  42. 42. Muir LE, Kay BH (1998) Aedes aegypti survival and dispersal estimated by mark-release-recapture in northern Australia. Am J Trop Med Hyg 58: 277–282.
  43. 43. Fouque F, Carinci R, Gaborit P, Issaly J, Bicout DJ, et al. (2006) Aedes aegypti survival and dengue transmission patterns in French Guiana. J Vec Ecol 31: 390–399 doi:[];10.3376/1081-1710(2006)31[390:AASADT]2.0.CO;2.
  44. 44. Harrington LC, Edman JD, Scott TW (2001) Why do female Aedes aegypti (Diptera: Culicidae) feed preferentially and frequently on human blood? J Med Entomol 38: 411–22 doi:10.1603/0022-2585-38.3.411.
  45. 45. Styer LM, Minnick SL, Sun AK, Scott TW (2007) Mortality and reproductive dynamics of Aedes aegypti (Diptera: Culicidae) fed human blood.
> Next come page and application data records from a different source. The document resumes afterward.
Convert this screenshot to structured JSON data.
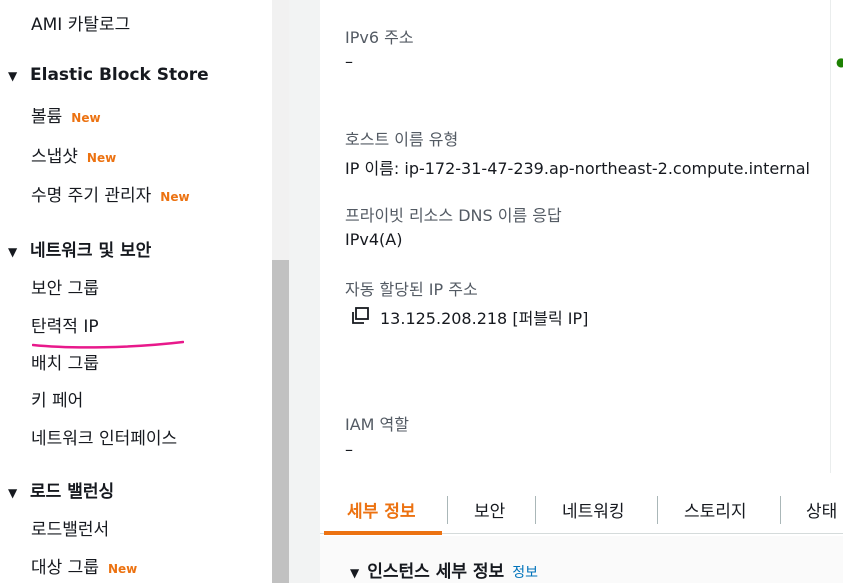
{
  "sidebar": {
    "items": [
      {
        "label": "AMI 카탈로그"
      },
      {
        "label": "볼륨",
        "badge": "New"
      },
      {
        "label": "스냅샷",
        "badge": "New"
      },
      {
        "label": "수명 주기 관리자",
        "badge": "New"
      },
      {
        "label": "보안 그룹"
      },
      {
        "label": "탄력적 IP"
      },
      {
        "label": "배치 그룹"
      },
      {
        "label": "키 페어"
      },
      {
        "label": "네트워크 인터페이스"
      },
      {
        "label": "로드밸런서"
      },
      {
        "label": "대상 그룹",
        "badge": "New"
      }
    ],
    "sections": [
      {
        "title": "Elastic Block Store"
      },
      {
        "title": "네트워크 및 보안"
      },
      {
        "title": "로드 밸런싱"
      }
    ]
  },
  "details": {
    "ipv6_label": "IPv6 주소",
    "ipv6_value": "–",
    "hostname_type_label": "호스트 이름 유형",
    "hostname_type_value": "IP 이름: ip-172-31-47-239.ap-northeast-2.compute.internal",
    "private_dns_label": "프라이빗 리소스 DNS 이름 응답",
    "private_dns_value": "IPv4(A)",
    "auto_ip_label": "자동 할당된 IP 주소",
    "auto_ip_value": "13.125.208.218 [퍼블릭 IP]",
    "iam_label": "IAM 역할",
    "iam_value": "–"
  },
  "tabs": [
    {
      "label": "세부 정보",
      "active": true
    },
    {
      "label": "보안"
    },
    {
      "label": "네트워킹"
    },
    {
      "label": "스토리지"
    },
    {
      "label": "상태"
    }
  ],
  "section": {
    "title": "인스턴스 세부 정보",
    "info_link": "정보"
  },
  "colors": {
    "accent": "#ec7211",
    "link": "#0073bb",
    "annotation": "#e8198b"
  }
}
Vector Borne Zoonotic Dis 7: 86–98 doi:10.1089/vbz.2007.0216.
  46. 46. Klassen W (2005) Area-wide integrated pest management and the sterile insect technique. In: Dyck VA, Hendrichs J, Robinson AS, editors. Sterile Insect Technique. Principles and Practice in Area-Wide Integrated Pest Management. Dordrecht: Springer. 39–68.
  47. 47. Huang Y, Lloyd AL, Legros M, Gould F (2009) Gene drive in age-structured insect populations. Evol Appl 2: 143–159 doi:–10.1111/j.1752–4571.2008.00049.x.
  48. 48. Hoffmann A, Montgomery B, Popovici J, Iturbe-Ormaetxe I, Johnson PH, et al. (2011) Successful establishment of Wolbachia in Aedes populations to suppress dengue transmission. Nature 476: 454–457 doi:10.1038/nature10356.
  49. 49. Prout T (1978) The joint effects of the release of sterile males and immigration of fertilized females on a density regulated population. Theor Popul Biol 13: 40–71. doi: 10.1016/0040-5809(78)90035-7
  50. 50. Lacroix R, McKemey AR, Raduan N, Kwee Wee L, Hong Ming W, et al. (2012) Open field releases of genetically engineered sterile male Aedes aegypti in Malaysia. PLoS ONE 7: e42771 doi:10.1371/journal.pone.0042771.
  51. 51. Rasgon JL (2009) Multi-locus assortment (MLA) for transgene dispersal and elimination in mosquito populations. PLoS ONE 4: e5833 doi:10.1371/journal.pone.0005833.
  52. 52. Rasgon JL (2008) Using predictive models to optimize Wolbachia-based strategies for vector-borne disease control. Adv Exp Med Biol 627: 114–125 doi:_10.1007/978-0-387-78225-6_10.